(Dataset rows describing interfaces)
◆ ◆ ◆ ◆ ◆
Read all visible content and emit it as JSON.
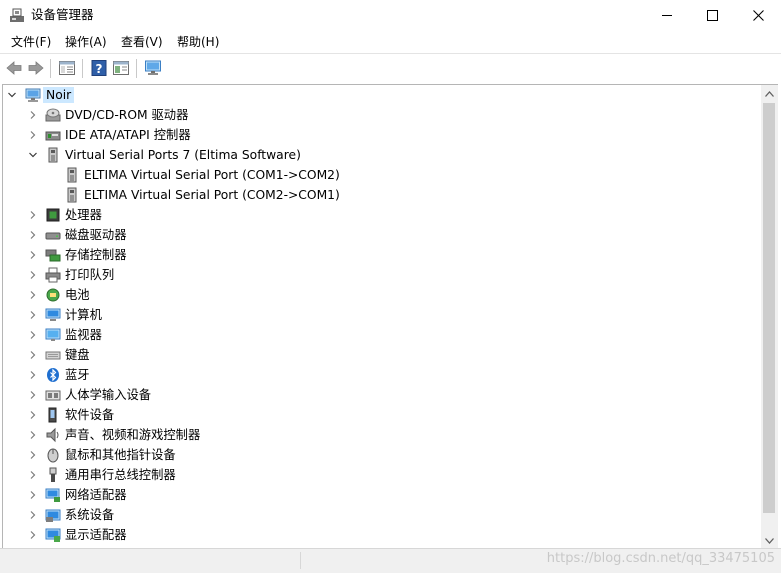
{
  "window": {
    "title": "设备管理器"
  },
  "menu": {
    "file": "文件(F)",
    "action": "操作(A)",
    "view": "查看(V)",
    "help": "帮助(H)"
  },
  "tree": {
    "root": "Noir",
    "nodes": [
      "DVD/CD-ROM 驱动器",
      "IDE ATA/ATAPI 控制器",
      "Virtual Serial Ports 7 (Eltima Software)",
      "ELTIMA Virtual Serial Port (COM1->COM2)",
      "ELTIMA Virtual Serial Port (COM2->COM1)",
      "处理器",
      "磁盘驱动器",
      "存储控制器",
      "打印队列",
      "电池",
      "计算机",
      "监视器",
      "键盘",
      "蓝牙",
      "人体学输入设备",
      "软件设备",
      "声音、视频和游戏控制器",
      "鼠标和其他指针设备",
      "通用串行总线控制器",
      "网络适配器",
      "系统设备",
      "显示适配器"
    ]
  },
  "statusbar": {
    "watermark": "https://blog.csdn.net/qq_33475105"
  }
}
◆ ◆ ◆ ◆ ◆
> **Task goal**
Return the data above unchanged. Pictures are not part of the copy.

> **Written solution**
Read all visible content and emit it as JSON.
{
  "window": {
    "title": "设备管理器"
  },
  "menu": {
    "file": "文件(F)",
    "action": "操作(A)",
    "view": "查看(V)",
    "help": "帮助(H)"
  },
  "tree": {
    "root": "Noir",
    "nodes": [
      "DVD/CD-ROM 驱动器",
      "IDE ATA/ATAPI 控制器",
      "Virtual Serial Ports 7 (Eltima Software)",
      "ELTIMA Virtual Serial Port (COM1->COM2)",
      "ELTIMA Virtual Serial Port (COM2->COM1)",
      "处理器",
      "磁盘驱动器",
      "存储控制器",
      "打印队列",
      "电池",
      "计算机",
      "监视器",
      "键盘",
      "蓝牙",
      "人体学输入设备",
      "软件设备",
      "声音、视频和游戏控制器",
      "鼠标和其他指针设备",
      "通用串行总线控制器",
      "网络适配器",
      "系统设备",
      "显示适配器"
    ]
  },
  "statusbar": {
    "watermark": "https://blog.csdn.net/qq_33475105"
  }
}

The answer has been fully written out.